─── Supplied data ───
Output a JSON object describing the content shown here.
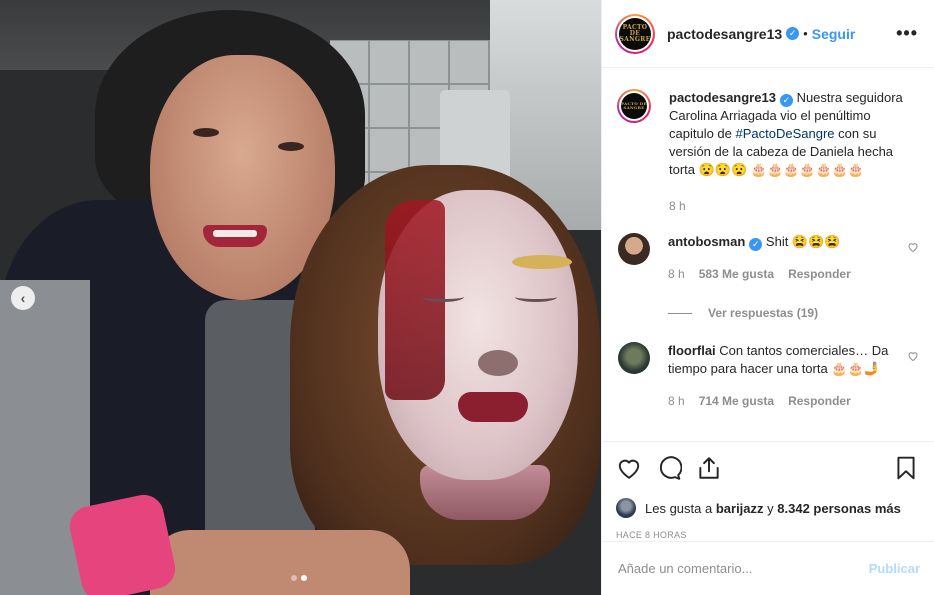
{
  "post": {
    "username": "pactodesangre13",
    "verified": true,
    "separator": "•",
    "follow_label": "Seguir",
    "more_label": "•••",
    "avatar_logo_text": "PACTO DE SANGRE",
    "carousel": {
      "prev_label": "‹",
      "slide_count": 2,
      "active_slide": 2
    }
  },
  "caption": {
    "username": "pactodesangre13",
    "text_before": "Nuestra seguidora Carolina Arriagada vio el penúltimo capitulo de",
    "hashtag": "#PactoDeSangre",
    "text_after": "con su versión de la cabeza de Daniela hecha torta 😧😧😧 🎂🎂🎂🎂🎂🎂🎂",
    "time": "8 h"
  },
  "comments": [
    {
      "username": "antobosman",
      "verified": true,
      "text": "Shit 😫😫😫",
      "time": "8 h",
      "likes": "583 Me gusta",
      "reply_label": "Responder",
      "view_replies": "Ver respuestas (19)"
    },
    {
      "username": "floorflai",
      "verified": false,
      "text": "Con tantos comerciales… Da tiempo para hacer una torta 🎂🎂🤳",
      "time": "8 h",
      "likes": "714 Me gusta",
      "reply_label": "Responder"
    }
  ],
  "likes": {
    "prefix": "Les gusta a",
    "user": "barijazz",
    "connector": "y",
    "count": "8.342 personas más"
  },
  "time_ago": "HACE 8 HORAS",
  "comment_box": {
    "placeholder": "Añade un comentario...",
    "publish_label": "Publicar"
  },
  "colors": {
    "link_blue": "#3897f0",
    "hashtag_blue": "#003569",
    "muted_gray": "#8e8e8e",
    "publish_disabled": "#b3dbff"
  },
  "icons": [
    "chevron-left-icon",
    "verified-icon",
    "more-icon",
    "heart-icon",
    "comment-icon",
    "share-icon",
    "bookmark-icon"
  ]
}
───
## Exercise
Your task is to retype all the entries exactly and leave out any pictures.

## Solution for this exercise
Output a JSON object describing the content shown here.
{
  "post": {
    "username": "pactodesangre13",
    "verified": true,
    "separator": "•",
    "follow_label": "Seguir",
    "more_label": "•••",
    "avatar_logo_text": "PACTO DE SANGRE",
    "carousel": {
      "prev_label": "‹",
      "slide_count": 2,
      "active_slide": 2
    }
  },
  "caption": {
    "username": "pactodesangre13",
    "text_before": "Nuestra seguidora Carolina Arriagada vio el penúltimo capitulo de",
    "hashtag": "#PactoDeSangre",
    "text_after": "con su versión de la cabeza de Daniela hecha torta 😧😧😧 🎂🎂🎂🎂🎂🎂🎂",
    "time": "8 h"
  },
  "comments": [
    {
      "username": "antobosman",
      "verified": true,
      "text": "Shit 😫😫😫",
      "time": "8 h",
      "likes": "583 Me gusta",
      "reply_label": "Responder",
      "view_replies": "Ver respuestas (19)"
    },
    {
      "username": "floorflai",
      "verified": false,
      "text": "Con tantos comerciales… Da tiempo para hacer una torta 🎂🎂🤳",
      "time": "8 h",
      "likes": "714 Me gusta",
      "reply_label": "Responder"
    }
  ],
  "likes": {
    "prefix": "Les gusta a",
    "user": "barijazz",
    "connector": "y",
    "count": "8.342 personas más"
  },
  "time_ago": "HACE 8 HORAS",
  "comment_box": {
    "placeholder": "Añade un comentario...",
    "publish_label": "Publicar"
  },
  "colors": {
    "link_blue": "#3897f0",
    "hashtag_blue": "#003569",
    "muted_gray": "#8e8e8e",
    "publish_disabled": "#b3dbff"
  },
  "icons": [
    "chevron-left-icon",
    "verified-icon",
    "more-icon",
    "heart-icon",
    "comment-icon",
    "share-icon",
    "bookmark-icon"
  ]
}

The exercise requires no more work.